Waiting for a rail review to conclude can take as long as the wait for the trains to arrive. In 2019 we were expecting change to our daily commute with more integration, so things were sorted out quicker when things went wrong. And after several false dawns, Covid hit, and recommendations in an unpublished review, started to be implemented discretely and new ideas were created for a still unpublished Williams report.
The public’s appetite for travelling by rail, is currently low, but just last week some passengers received a boost with a brand-new rail card that gives them further discounts on their journeys. The Veterans railcard which is priced at £21 a year, will give an estimated 830,000 people access to discounted rail journeys and will be available to anyone who has served at least one day in the armed forces or merchant mariners.

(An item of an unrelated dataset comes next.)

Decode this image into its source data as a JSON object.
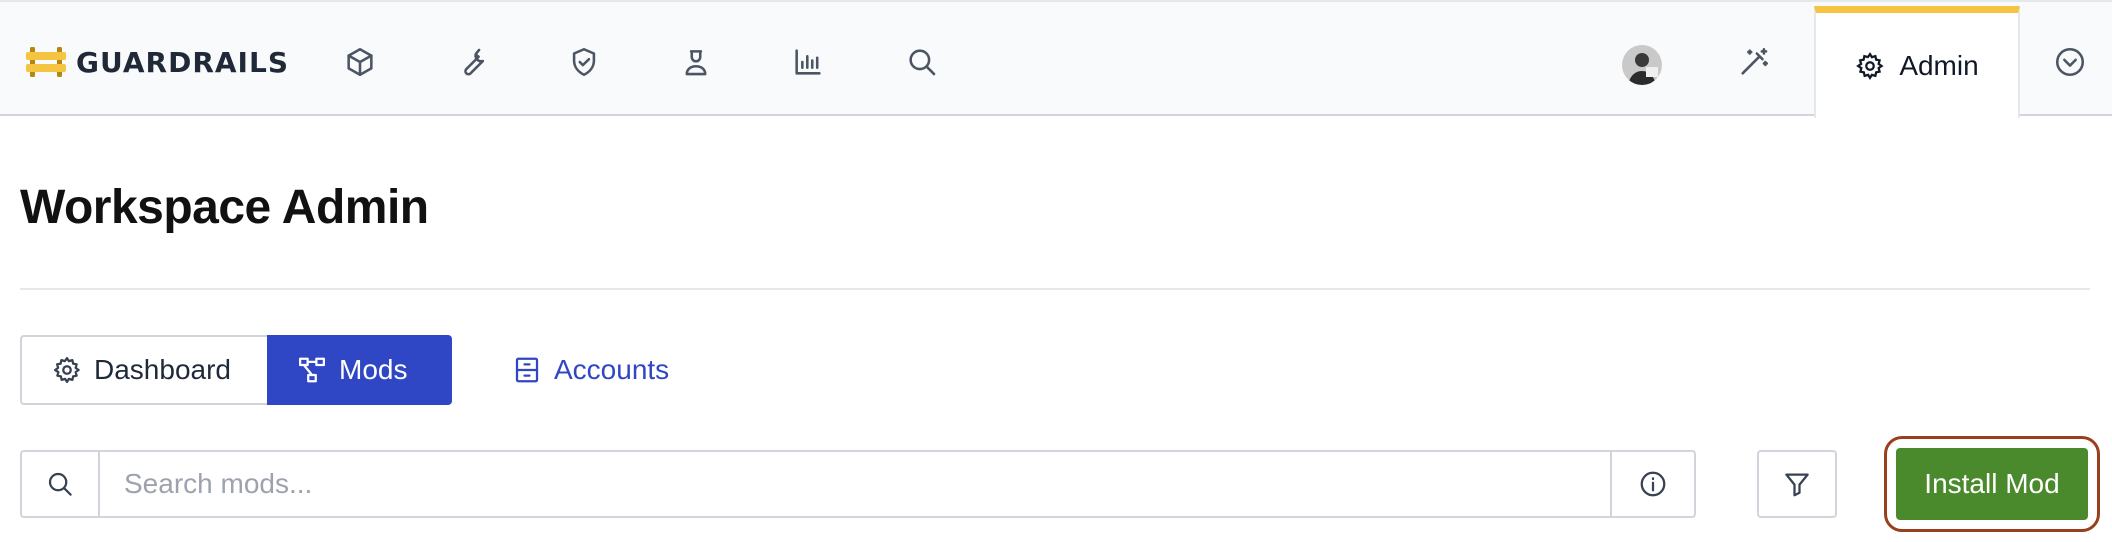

It will also give the cardholder and a companion, a third off most rail fares and 60% off for up to four children aged five to 15, who are travelling with the holder.
In doing so this is adding another set of discounts to an already complex fare structure, something that makes our battle to find the best value journey even more difficult. But it also begs the question, who should be paying for the railways? In the end there are only two direct income streams. Ticket revenue (and) or the taxpayer.
The veteran’s card is not the first discount scheme to be launched in recent years. Just two years ago a 16 to18-year-old rail card was introduced and, for decades we have given, all railway workers substantial discounts for their trips. But most of the regular users a left bewildered and think that it is now time for us all to receive better pricing for our tickets and one that is far less complex.
During the last couple of decades, policymakers have made the conscious decision for the rail industry to be self-sufficient – the fare box must pay. And until the Covid crisis the exchequer subsidised railways by one of the lowest rates in Europe. The businesses who operate our services have received less than 3 per cent return rate and some far less.
Improvements to the rail network are starting to be seen in all corners of the country. There are more new trains arriving on the network each week, 40 percent of trains are now less than five years old, so today we have some of the newest fleets in the world. But the industry lacks good communication especially when things go wrong, which is why the Williams review was set up two years ago. While years of underinvestment in the days of British Rail are rightly being reversed by policy makers with the help of the private sector, most of those costs are being passed directly to commuters. It is no wonder passengers think that they pay far too much for their journeys and also given the annual RPI plus one, ticket fare increases. The comparative cost of driving a car or flying by aeroplane has fallen while fares increased.
Per passenger, rail remains one of the most efficient and is less polluting for medium and long-distance travel in the UK. Private vehicles driven by fossil fuels have received frozen pump taxes for most of the years since 2010. But if we are really going to build back better, now is the time to make rail more affordable by increasing the subsidies on all rail tickets through an increase in tax on petrol and diesel. It will help reduce needless journeys on our roads, and make driving more enjoyable with fewer traffic jams. At the same time it will improve the air that we breath. But this change is only possible only if the alternatives to old technology cars are available and affordable. Surely the cost of adding pennies to a litre of fuel would be a price worth paying to deliver a bigger win for all commuters, not just veterans.
This article first appeared in the Transport Times.